(AVAILABLE DATA)
········
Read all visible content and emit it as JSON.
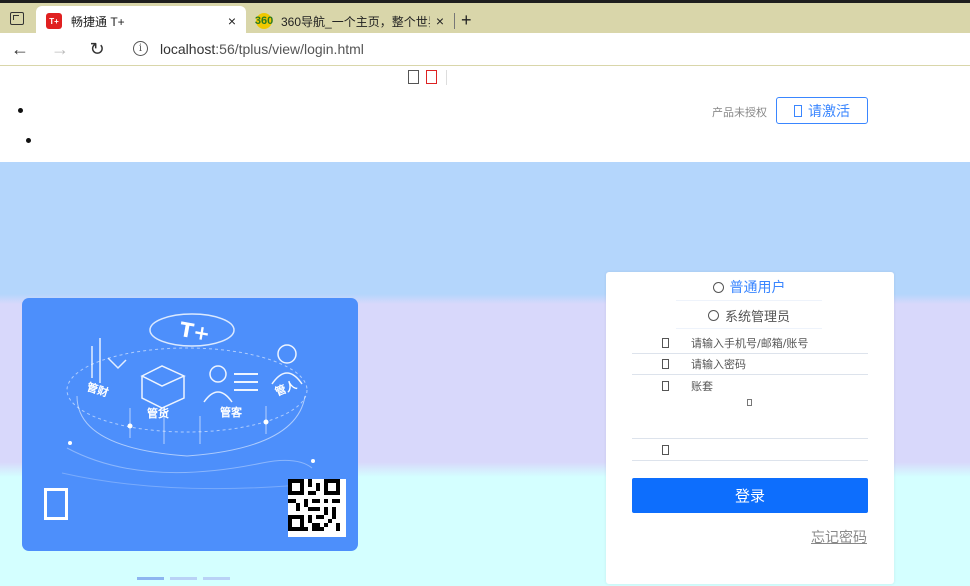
{
  "browser": {
    "tabs": [
      {
        "title": "畅捷通 T+",
        "favicon": "T+",
        "active": true
      },
      {
        "title": "360导航_一个主页，整个世界",
        "favicon": "360",
        "active": false
      }
    ],
    "close_glyph": "×",
    "new_tab_glyph": "+",
    "url_host": "localhost",
    "url_rest": ":56/tplus/view/login.html",
    "back_glyph": "←",
    "forward_glyph": "→",
    "reload_glyph": "↻",
    "info_glyph": "i"
  },
  "header": {
    "unlicensed_text": "产品未授权",
    "activate_label": "请激活"
  },
  "promo": {
    "brand": "T+",
    "labels": [
      "管财",
      "管货",
      "管客",
      "管人"
    ]
  },
  "login": {
    "role_normal": "普通用户",
    "role_admin": "系统管理员",
    "username_placeholder": "请输入手机号/邮箱/账号",
    "password_placeholder": "请输入密码",
    "account_set_label": "账套",
    "login_button": "登录",
    "forgot_password": "忘记密码"
  },
  "colors": {
    "primary": "#0d6efd",
    "accent": "#3a86ff",
    "promo_card": "#4d8ffb",
    "banner_top": "#b4d6fc",
    "banner_mid": "#d8d8fb",
    "banner_bottom": "#d4ffff"
  }
}
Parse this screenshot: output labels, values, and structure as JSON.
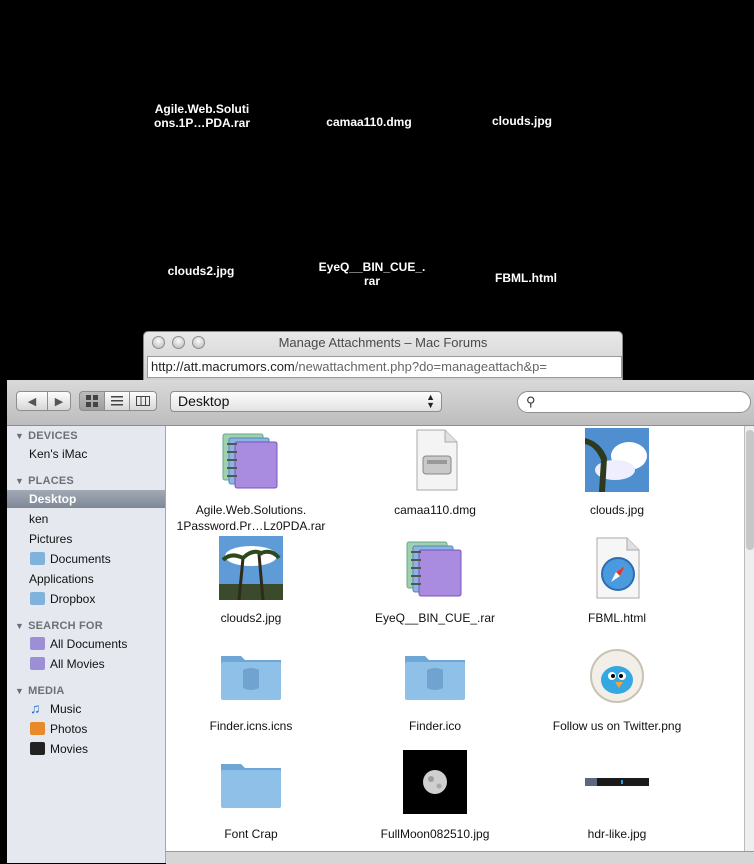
{
  "desktop": {
    "icons": [
      {
        "label": "Agile.Web.Soluti\nons.1P…PDA.rar"
      },
      {
        "label": "camaa110.dmg"
      },
      {
        "label": "clouds.jpg"
      },
      {
        "label": "clouds2.jpg"
      },
      {
        "label": "EyeQ__BIN_CUE_.\nrar"
      },
      {
        "label": "FBML.html"
      }
    ]
  },
  "browser": {
    "title": "Manage Attachments – Mac Forums",
    "url_host": "http://att.macrumors.com",
    "url_path": "/newattachment.php?do=manageattach&p="
  },
  "finder": {
    "location": "Desktop",
    "search_placeholder": "",
    "sidebar": {
      "devices_header": "DEVICES",
      "devices": [
        "Ken's iMac"
      ],
      "places_header": "PLACES",
      "places": [
        "Desktop",
        "ken",
        "Pictures",
        "Documents",
        "Applications",
        "Dropbox"
      ],
      "search_header": "SEARCH FOR",
      "searches": [
        "All Documents",
        "All Movies"
      ],
      "media_header": "MEDIA",
      "media": [
        "Music",
        "Photos",
        "Movies"
      ]
    },
    "files": [
      {
        "name": "Agile.Web.Solutions.\n1Password.Pr…Lz0PDA.rar",
        "icon": "rar-archive-icon"
      },
      {
        "name": "camaa110.dmg",
        "icon": "disk-image-icon"
      },
      {
        "name": "clouds.jpg",
        "icon": "photo-thumbnail"
      },
      {
        "name": "clouds2.jpg",
        "icon": "photo-thumbnail"
      },
      {
        "name": "EyeQ__BIN_CUE_.rar",
        "icon": "rar-archive-icon"
      },
      {
        "name": "FBML.html",
        "icon": "safari-html-icon"
      },
      {
        "name": "Finder.icns.icns",
        "icon": "folder-icon"
      },
      {
        "name": "Finder.ico",
        "icon": "folder-icon"
      },
      {
        "name": "Follow us on Twitter.png",
        "icon": "twitter-bird-icon"
      },
      {
        "name": "Font Crap",
        "icon": "folder-icon"
      },
      {
        "name": "FullMoon082510.jpg",
        "icon": "moon-photo-thumbnail"
      },
      {
        "name": "hdr-like.jpg",
        "icon": "hdr-photo-thumbnail"
      }
    ]
  },
  "colors": {
    "desktop_bg": "#000000",
    "sidebar_bg": "#e5e9ef",
    "selection": "#8a93a1",
    "folder_blue": "#7fb3dc"
  }
}
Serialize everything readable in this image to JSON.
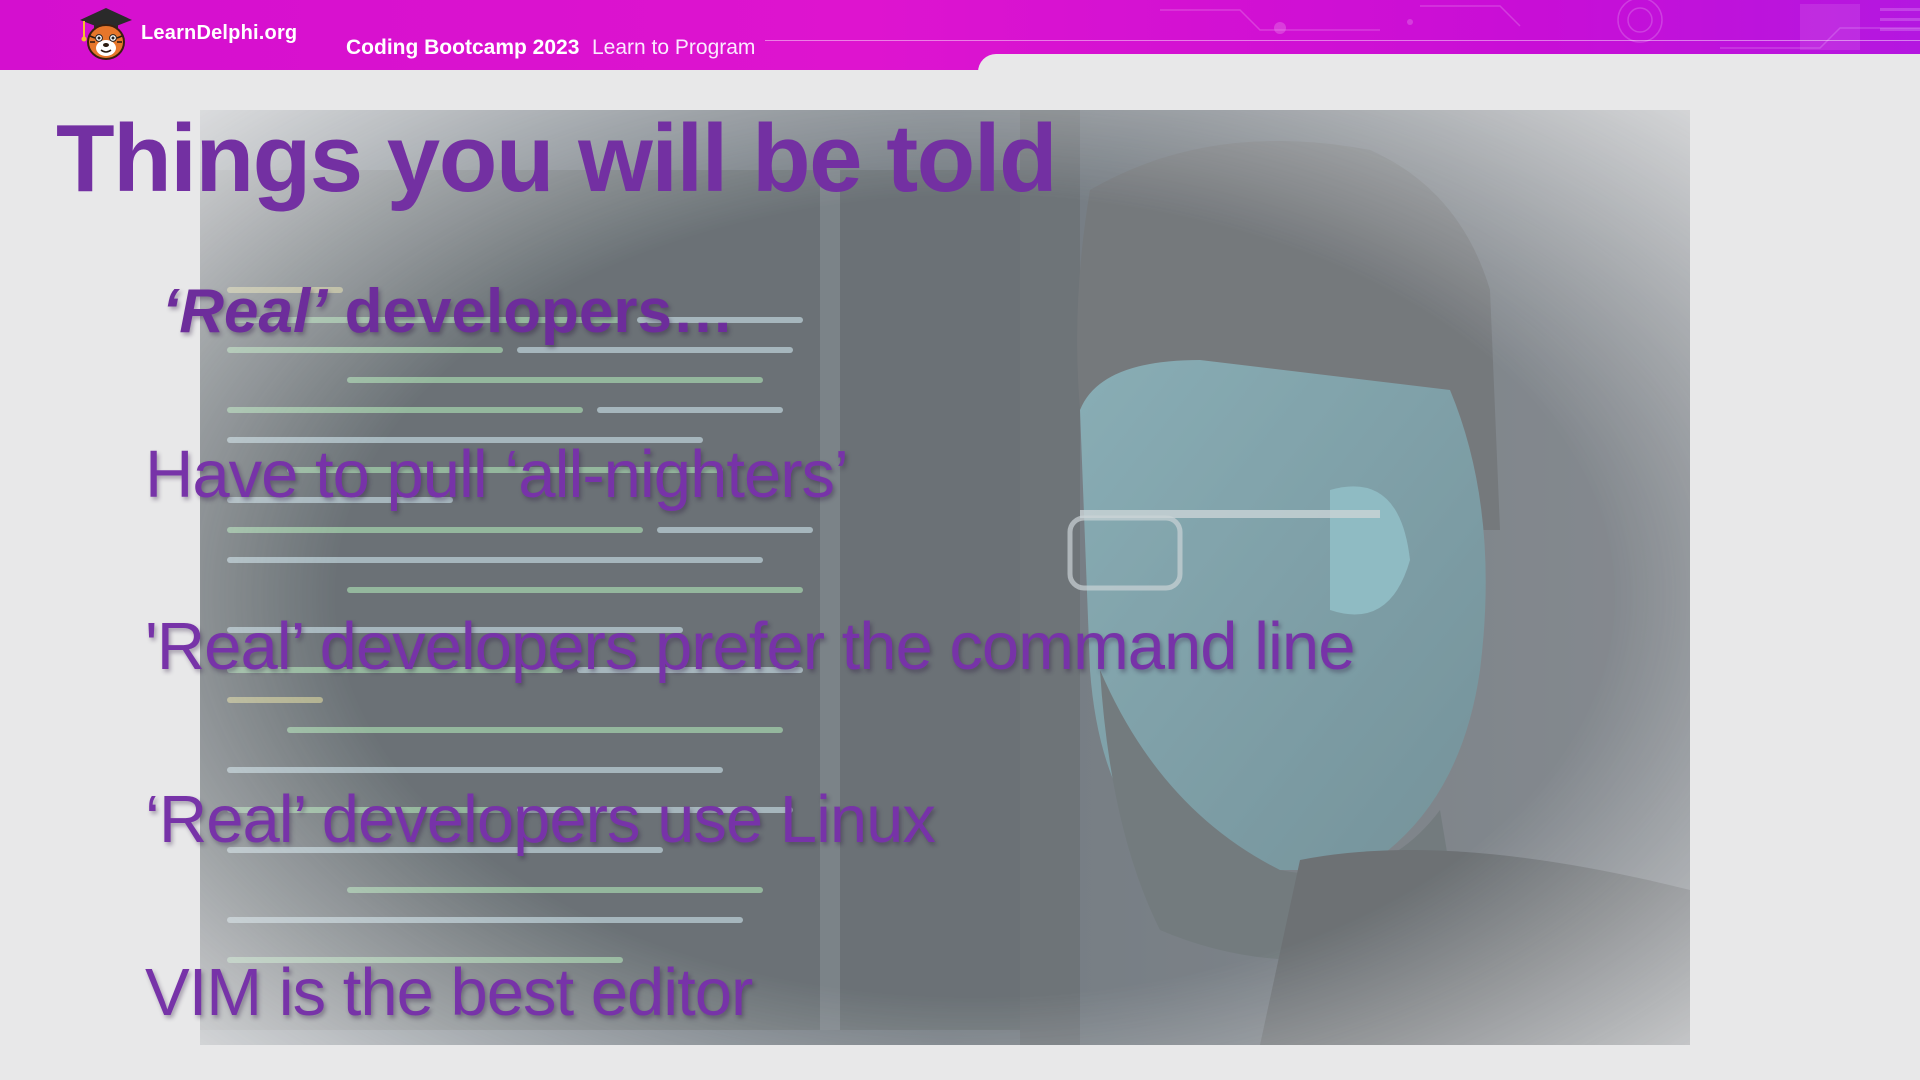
{
  "header": {
    "site_name": "LearnDelphi.org",
    "bootcamp_title": "Coding Bootcamp 2023",
    "bootcamp_subtitle": "Learn to Program",
    "brand_color": "#d812cf"
  },
  "slide": {
    "title": "Things you will be told",
    "subtitle_emphasis": "‘Real’",
    "subtitle_rest": " developers…",
    "bullets": [
      "Have to pull ‘all-nighters’",
      "'Real’ developers prefer the command line",
      "‘Real’ developers use Linux",
      "VIM is the best editor"
    ],
    "text_color": "#7330a2",
    "background_image": "developer-at-monitor-photo"
  }
}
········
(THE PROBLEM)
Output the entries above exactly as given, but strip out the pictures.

(RESULT OF THE EXERCISE)
Read all visible content and emit it as JSON.
{
  "browser": {
    "tabs": [
      {
        "title": "畅捷通 T+",
        "favicon": "T+",
        "active": true
      },
      {
        "title": "360导航_一个主页，整个世界",
        "favicon": "360",
        "active": false
      }
    ],
    "close_glyph": "×",
    "new_tab_glyph": "+",
    "url_host": "localhost",
    "url_rest": ":56/tplus/view/login.html",
    "back_glyph": "←",
    "forward_glyph": "→",
    "reload_glyph": "↻",
    "info_glyph": "i"
  },
  "header": {
    "unlicensed_text": "产品未授权",
    "activate_label": "请激活"
  },
  "promo": {
    "brand": "T+",
    "labels": [
      "管财",
      "管货",
      "管客",
      "管人"
    ]
  },
  "login": {
    "role_normal": "普通用户",
    "role_admin": "系统管理员",
    "username_placeholder": "请输入手机号/邮箱/账号",
    "password_placeholder": "请输入密码",
    "account_set_label": "账套",
    "login_button": "登录",
    "forgot_password": "忘记密码"
  },
  "colors": {
    "primary": "#0d6efd",
    "accent": "#3a86ff",
    "promo_card": "#4d8ffb",
    "banner_top": "#b4d6fc",
    "banner_mid": "#d8d8fb",
    "banner_bottom": "#d4ffff"
  }
}
Parse this screenshot: output labels, values, and structure as JSON.
{
  "desktop": {
    "icons": [
      {
        "label": "Agile.Web.Soluti\nons.1P…PDA.rar"
      },
      {
        "label": "camaa110.dmg"
      },
      {
        "label": "clouds.jpg"
      },
      {
        "label": "clouds2.jpg"
      },
      {
        "label": "EyeQ__BIN_CUE_.\nrar"
      },
      {
        "label": "FBML.html"
      }
    ]
  },
  "browser": {
    "title": "Manage Attachments – Mac Forums",
    "url_host": "http://att.macrumors.com",
    "url_path": "/newattachment.php?do=manageattach&p="
  },
  "finder": {
    "location": "Desktop",
    "search_placeholder": "",
    "sidebar": {
      "devices_header": "DEVICES",
      "devices": [
        "Ken's iMac"
      ],
      "places_header": "PLACES",
      "places": [
        "Desktop",
        "ken",
        "Pictures",
        "Documents",
        "Applications",
        "Dropbox"
      ],
      "search_header": "SEARCH FOR",
      "searches": [
        "All Documents",
        "All Movies"
      ],
      "media_header": "MEDIA",
      "media": [
        "Music",
        "Photos",
        "Movies"
      ]
    },
    "files": [
      {
        "name": "Agile.Web.Solutions.\n1Password.Pr…Lz0PDA.rar",
        "icon": "rar-archive-icon"
      },
      {
        "name": "camaa110.dmg",
        "icon": "disk-image-icon"
      },
      {
        "name": "clouds.jpg",
        "icon": "photo-thumbnail"
      },
      {
        "name": "clouds2.jpg",
        "icon": "photo-thumbnail"
      },
      {
        "name": "EyeQ__BIN_CUE_.rar",
        "icon": "rar-archive-icon"
      },
      {
        "name": "FBML.html",
        "icon": "safari-html-icon"
      },
      {
        "name": "Finder.icns.icns",
        "icon": "folder-icon"
      },
      {
        "name": "Finder.ico",
        "icon": "folder-icon"
      },
      {
        "name": "Follow us on Twitter.png",
        "icon": "twitter-bird-icon"
      },
      {
        "name": "Font Crap",
        "icon": "folder-icon"
      },
      {
        "name": "FullMoon082510.jpg",
        "icon": "moon-photo-thumbnail"
      },
      {
        "name": "hdr-like.jpg",
        "icon": "hdr-photo-thumbnail"
      }
    ]
  },
  "colors": {
    "desktop_bg": "#000000",
    "sidebar_bg": "#e5e9ef",
    "selection": "#8a93a1",
    "folder_blue": "#7fb3dc"
  }
}
Serialize everything readable in this image to JSON.
{
  "header": {
    "site_name": "LearnDelphi.org",
    "bootcamp_title": "Coding Bootcamp 2023",
    "bootcamp_subtitle": "Learn to Program",
    "brand_color": "#d812cf"
  },
  "slide": {
    "title": "Things you will be told",
    "subtitle_emphasis": "‘Real’",
    "subtitle_rest": " developers…",
    "bullets": [
      "Have to pull ‘all-nighters’",
      "'Real’ developers prefer the command line",
      "‘Real’ developers use Linux",
      "VIM is the best editor"
    ],
    "text_color": "#7330a2",
    "background_image": "developer-at-monitor-photo"
  }
}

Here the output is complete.